HEFLIN — Nearly 200 runners and walkers, some clad in festive green, enjoyed a chilly Strides of March 5K here Saturday morning.
The 5K was part of an annual Irish-themed festival, known as St. Paddy’s on Main, which also included a color run, pet parade, food vendors and games for kids.
A strong, cold breeze greeted the runners and walkers as the horn told the crowded field to move out as fast as its collective legs could carry it.
Betty Brown, a walker, was clad in a green jacket, green hat adorned with a clover and a checkered green scarf.
“It feels good at 81, it’s good to be anywhere, something to be thankful for,” Brown said before the race.
The winner of the race, Kayd Hightower, 16, a sophomore at White Plains High School was glad to finish as he had recently recovered from an injury.
“I did good, it was my first race back from my hip injury, so pretty proud of it. I wanted to try to get under 20 minutes,” Hightower said. His time was 20:22 despite the relentless wind and small hills along the way.
Longtime runner Nancy Grace from Anniston said it was her 37th year to run. Her critique of the race looked at the positive side of grueling course.
“Well, it’s kind of tough, has a lot of hills but it was beautiful out in the country roads and around the lakes,” Grace said.
“I love it, the wind is really rough but I run a lot better in the cold weather than I do in the hot,” she said.
Grace said she is looking forward to next month, when she will run in a 15K race on April 6, the day after she turns 80 years old.
Danny Henderson, 35, trotted over the finish line at the 24-minute mark wearing a green tutu and a T-shirt which read “Prone to Shenanigans.”
“It was enjoyable, plenty of looks,” Henderson said after the race.
After the awards were given out for the 5K, a colorful one-mile fun run was held. There were several stations where volunteers doused runners and walkers with copious amounts of colored powder which swirled about in the strong breeze.

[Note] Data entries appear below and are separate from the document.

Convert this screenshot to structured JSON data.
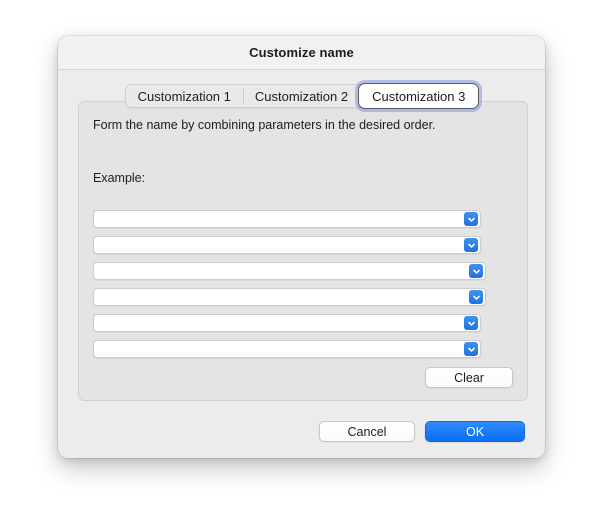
{
  "dialog": {
    "title": "Customize name",
    "tabs": [
      {
        "label": "Customization 1",
        "selected": false
      },
      {
        "label": "Customization 2",
        "selected": false
      },
      {
        "label": "Customization 3",
        "selected": true
      }
    ],
    "content": {
      "instruction": "Form the name by combining parameters in the desired order.",
      "example_label": "Example:",
      "dropdowns": [
        {
          "value": "",
          "placeholder": ""
        },
        {
          "value": "",
          "placeholder": ""
        },
        {
          "value": "",
          "placeholder": ""
        },
        {
          "value": "",
          "placeholder": ""
        },
        {
          "value": "",
          "placeholder": ""
        },
        {
          "value": "",
          "placeholder": ""
        }
      ],
      "clear_label": "Clear"
    },
    "actions": {
      "cancel_label": "Cancel",
      "ok_label": "OK"
    }
  },
  "icons": {
    "dropdown_chevron": "chevron-down-icon"
  },
  "colors": {
    "accent_blue": "#0a6ef0",
    "dropdown_arrow_blue": "#1f72e0",
    "focus_ring": "#6e82e1",
    "panel_gray": "#e4e4e4",
    "window_gray": "#ececec",
    "titlebar_gray": "#f1f1f1"
  }
}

Heflin City Clerk Shane Smith was one of the volunteers blasting participants with the sticky, multi-colored powder, but the tables were turned when several kids ambushed Smith, who temporarily disappeared into a cloud of turquoise.
“Loved seeing them all laugh and smile, that’s what this event is about to create community pride and just great fun,” Smith said.
The kids declared victory by raising their arms and laughing.
At noon a pet parade began behind City Hall and meandered along Ross Street. It featured more than 50 decorated pets, including at least one goat. Mayor Rudy Rooks was part of the procession, too.
“It’s so much better than last year. It’s a little bit cool, wind’s blowing but it’s not raining,” Rooks said.